Ben-Gurion University of the Negev has partnered with the University of Johannesburg and the University of California, Los Angeles to conduct scientific research into the fields of water purification and microalgal biotechnology, according to a press release last month.
“This is an international partnership that will benefit the peoples of South Africa, Israel and other countries around the world,” said BGU’s Vice President for External Affairs Prof. Amos Drory on occasion of the signing. Drory and Prof. Derek van der Merwe, Pro Vice-Chancellor at the University of Johannesburg, signed the research collaboration agreement in South Africa.
“The two universities will become involved in extremely important, evolutionary research that will mainly benefit third world countries throughout the world,” said Dr. Bertram Lubner, Vice-Chairman of BGU’s Board of Governors and president of the SA Associates of Ben-Gurion University (SAABGU).
Prof. Sammy Boussiba and Prof. Yoram Oren from Ben Gurion University’s Blaustein Institute for Desert Research will head up the projects in Israel working together with Prof. Bhekie Mamba, leading the South African research teams. They will be assisted by Prof. Eric Hoek, an expert in the fields of water purification and microalgal biotechnology at UCLA. According to Prof. Mamba, the two universities will brainstorm on how they can contribute to ongoing South African research into water purification in rural areas and around the Hartbeespoort Dam near Pretoria. In addition, they will research the feasibility of harvesting algae from the Dam and converting it to energy. The Hartbeespoort Dam remediation programme is being implemented by the South African Department of Water Affairs and Forestry (DWAF) to address the imbalances and unhealthy biological conditions in the dam.

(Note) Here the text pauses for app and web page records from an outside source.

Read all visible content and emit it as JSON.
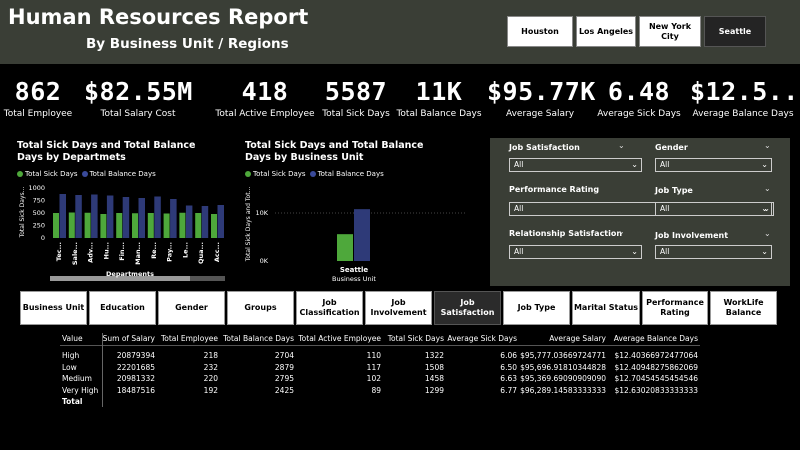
{
  "header": {
    "title": "Human Resources Report",
    "subtitle": "By Business Unit / Regions",
    "cities": [
      "Houston",
      "Los Angeles",
      "New York City",
      "Seattle"
    ],
    "selected_city": "Seattle"
  },
  "kpis": [
    {
      "value": "862",
      "label": "Total Employee"
    },
    {
      "value": "$82.55M",
      "label": "Total Salary Cost"
    },
    {
      "value": "418",
      "label": "Total Active Employee"
    },
    {
      "value": "5587",
      "label": "Total Sick Days"
    },
    {
      "value": "11K",
      "label": "Total Balance Days"
    },
    {
      "value": "$95.77K",
      "label": "Average Salary"
    },
    {
      "value": "6.48",
      "label": "Average Sick Days"
    },
    {
      "value": "$12.5...",
      "label": "Average Balance Days"
    }
  ],
  "colors": {
    "sick": "#4ea83b",
    "balance": "#2e3a78",
    "header_bg": "#3a3e36"
  },
  "chart_data": [
    {
      "type": "bar",
      "title": "Total Sick Days and Total Balance Days by Departmets",
      "xlabel": "Departments",
      "ylabel": "Total Sick Days...",
      "ylim": [
        0,
        1000
      ],
      "yticks": [
        "0",
        "250",
        "500",
        "750",
        "1000"
      ],
      "categories": [
        "Tec...",
        "Sale...",
        "Adv...",
        "Hu...",
        "Fin...",
        "Man...",
        "Re...",
        "Pay...",
        "Le...",
        "Qua...",
        "Acc..."
      ],
      "series": [
        {
          "name": "Total Sick Days",
          "values": [
            500,
            510,
            505,
            480,
            500,
            495,
            500,
            490,
            505,
            500,
            480
          ]
        },
        {
          "name": "Total Balance Days",
          "values": [
            880,
            860,
            870,
            850,
            820,
            800,
            830,
            780,
            650,
            640,
            660
          ]
        }
      ]
    },
    {
      "type": "bar",
      "title": "Total Sick Days and Total Balance Days by Business Unit",
      "xlabel": "Business Unit",
      "ylabel": "Total Sick Days and Tot...",
      "ylim": [
        0,
        15000
      ],
      "yticks": [
        "0K",
        "10K"
      ],
      "categories": [
        "Seattle"
      ],
      "series": [
        {
          "name": "Total Sick Days",
          "values": [
            5587
          ]
        },
        {
          "name": "Total Balance Days",
          "values": [
            10803
          ]
        }
      ]
    }
  ],
  "filters": [
    {
      "label": "Job Satisfaction",
      "value": "All"
    },
    {
      "label": "Gender",
      "value": "All"
    },
    {
      "label": "Performance Rating",
      "value": "All"
    },
    {
      "label": "Job Type",
      "value": "All"
    },
    {
      "label": "Relationship Satisfaction",
      "value": "All"
    },
    {
      "label": "Job Involvement",
      "value": "All"
    }
  ],
  "tabs": [
    "Business Unit",
    "Education",
    "Gender",
    "Groups",
    "Job Classification",
    "Job Involvement",
    "Job Satisfaction",
    "Job Type",
    "Marital Status",
    "Performance Rating",
    "WorkLife Balance"
  ],
  "selected_tab": "Job Satisfaction",
  "matrix": {
    "columns": [
      "Value",
      "Sum of Salary",
      "Total Employee",
      "Total Balance Days",
      "Total Active Employee",
      "Total Sick Days",
      "Average Sick Days",
      "Average Salary",
      "Average Balance Days"
    ],
    "rows": [
      [
        "High",
        "20879394",
        "218",
        "2704",
        "110",
        "1322",
        "6.06",
        "$95,777.03669724771",
        "$12.40366972477064"
      ],
      [
        "Low",
        "22201685",
        "232",
        "2879",
        "117",
        "1508",
        "6.50",
        "$95,696.91810344828",
        "$12.40948275862069"
      ],
      [
        "Medium",
        "20981332",
        "220",
        "2795",
        "102",
        "1458",
        "6.63",
        "$95,369.69090909090",
        "$12.70454545454546"
      ],
      [
        "Very High",
        "18487516",
        "192",
        "2425",
        "89",
        "1299",
        "6.77",
        "$96,289.14583333333",
        "$12.63020833333333"
      ]
    ],
    "total_label": "Total"
  }
}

“We will investigate how we can contribute and add value to this ongoing project,” said Prof. Mamba. Ongoing research into the use of membranes to purify water in rural areas will also benefit from the UJ, BGU and UCLA collaboration.
“We will look at the effective treatment of dam and river water used for drinking in rural areas,” he continued. “Here, the pollution is not industrial, but microbial. We need to address the issue of bacteria and viruses into the water, and we will be looking at what role UJ and BGU can play. “We hope to come up with a low-cost, low-maintenance solution geared for rural areas,” Prof. Mamba said.
Article appearing courtesy Cleantech Investing in Israel.
[photo credit: Flickr]